**Escape from KNAB
Students find themselves on planet Knab in this online math game, where they must save points to buy their return tickets to Earth. Budgeting is a going concern with this game, great for some practical financial skills for seniors – and for high school students in general.
A famous quote awaits – but first you have to solve the cryptogram!
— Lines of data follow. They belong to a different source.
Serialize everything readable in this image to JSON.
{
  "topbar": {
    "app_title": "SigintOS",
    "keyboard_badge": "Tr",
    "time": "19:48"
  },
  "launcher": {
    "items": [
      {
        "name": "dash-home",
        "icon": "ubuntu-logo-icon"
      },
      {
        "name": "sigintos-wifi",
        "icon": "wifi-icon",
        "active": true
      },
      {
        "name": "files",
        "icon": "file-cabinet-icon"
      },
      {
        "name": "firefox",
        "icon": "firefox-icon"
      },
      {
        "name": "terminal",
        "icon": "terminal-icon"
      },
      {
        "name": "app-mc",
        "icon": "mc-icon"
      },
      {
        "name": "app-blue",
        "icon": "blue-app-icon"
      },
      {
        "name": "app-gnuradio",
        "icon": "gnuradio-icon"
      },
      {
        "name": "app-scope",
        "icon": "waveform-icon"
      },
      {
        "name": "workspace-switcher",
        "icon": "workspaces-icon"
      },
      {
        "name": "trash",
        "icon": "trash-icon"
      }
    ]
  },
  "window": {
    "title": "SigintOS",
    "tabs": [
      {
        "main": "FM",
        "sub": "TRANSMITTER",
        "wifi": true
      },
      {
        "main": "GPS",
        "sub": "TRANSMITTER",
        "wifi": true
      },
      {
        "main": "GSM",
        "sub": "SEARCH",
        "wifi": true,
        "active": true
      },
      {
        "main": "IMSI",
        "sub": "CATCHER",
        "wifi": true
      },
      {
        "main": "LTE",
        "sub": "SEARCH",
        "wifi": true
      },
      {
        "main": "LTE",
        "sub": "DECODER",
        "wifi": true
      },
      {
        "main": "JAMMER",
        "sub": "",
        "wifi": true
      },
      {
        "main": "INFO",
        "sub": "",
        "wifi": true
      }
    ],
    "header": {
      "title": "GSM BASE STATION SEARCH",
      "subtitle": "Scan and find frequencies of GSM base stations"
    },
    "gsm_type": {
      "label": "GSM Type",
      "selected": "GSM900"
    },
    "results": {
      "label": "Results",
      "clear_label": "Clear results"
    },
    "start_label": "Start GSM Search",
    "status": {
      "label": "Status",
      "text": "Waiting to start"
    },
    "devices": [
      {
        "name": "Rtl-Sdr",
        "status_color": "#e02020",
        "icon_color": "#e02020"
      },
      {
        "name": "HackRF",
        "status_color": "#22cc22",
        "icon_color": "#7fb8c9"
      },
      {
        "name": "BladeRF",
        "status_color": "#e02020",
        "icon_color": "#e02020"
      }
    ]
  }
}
Students of all ages will set their claws into this math site and spend many hours exploring math concepts in these activities. This is not your typical drill-and-practice math site; rather, it is one that encourages exploration and creativity and shows students that math can be fun. Activities cover everything from the simple concepts of addition and subtraction to the more complex concepts of probability, statistics, and geometry. Students can explore shapes and patterns in the art gallery, design spirographs, manipulate animations, send in their story problems for publication, and much more. The crafts section offers ideas and suggestions for students to explore geometry. Math Cats Love MicroWorlds is full of interactive explorations that will increase the student’s knowledge of such concepts as probability, symmetry, and polygons. The “4 Older Cats” (parents and teachers) section offers an idea bank of math activities submitted by teachers.
“Mathcasts are screencasts (screen movies) which are created and shared to improve the learning and teaching of mathematics.” Narration is combined with screen writing to demonstrate a variety of mathematical concepts. This site contains a collection of mathcasts that have been submitted by teachers, students, professionals, and children. Both teachers and students of grades four through twelve will find these useful in demonstrating and understanding mathematical concepts. Topics include everything from reading and writing whole numbers to calculus. Information on how these may be used in the classroom is available as well as information on how users can create their own mathcasts.
That should just about do it for this week. Happy Friday.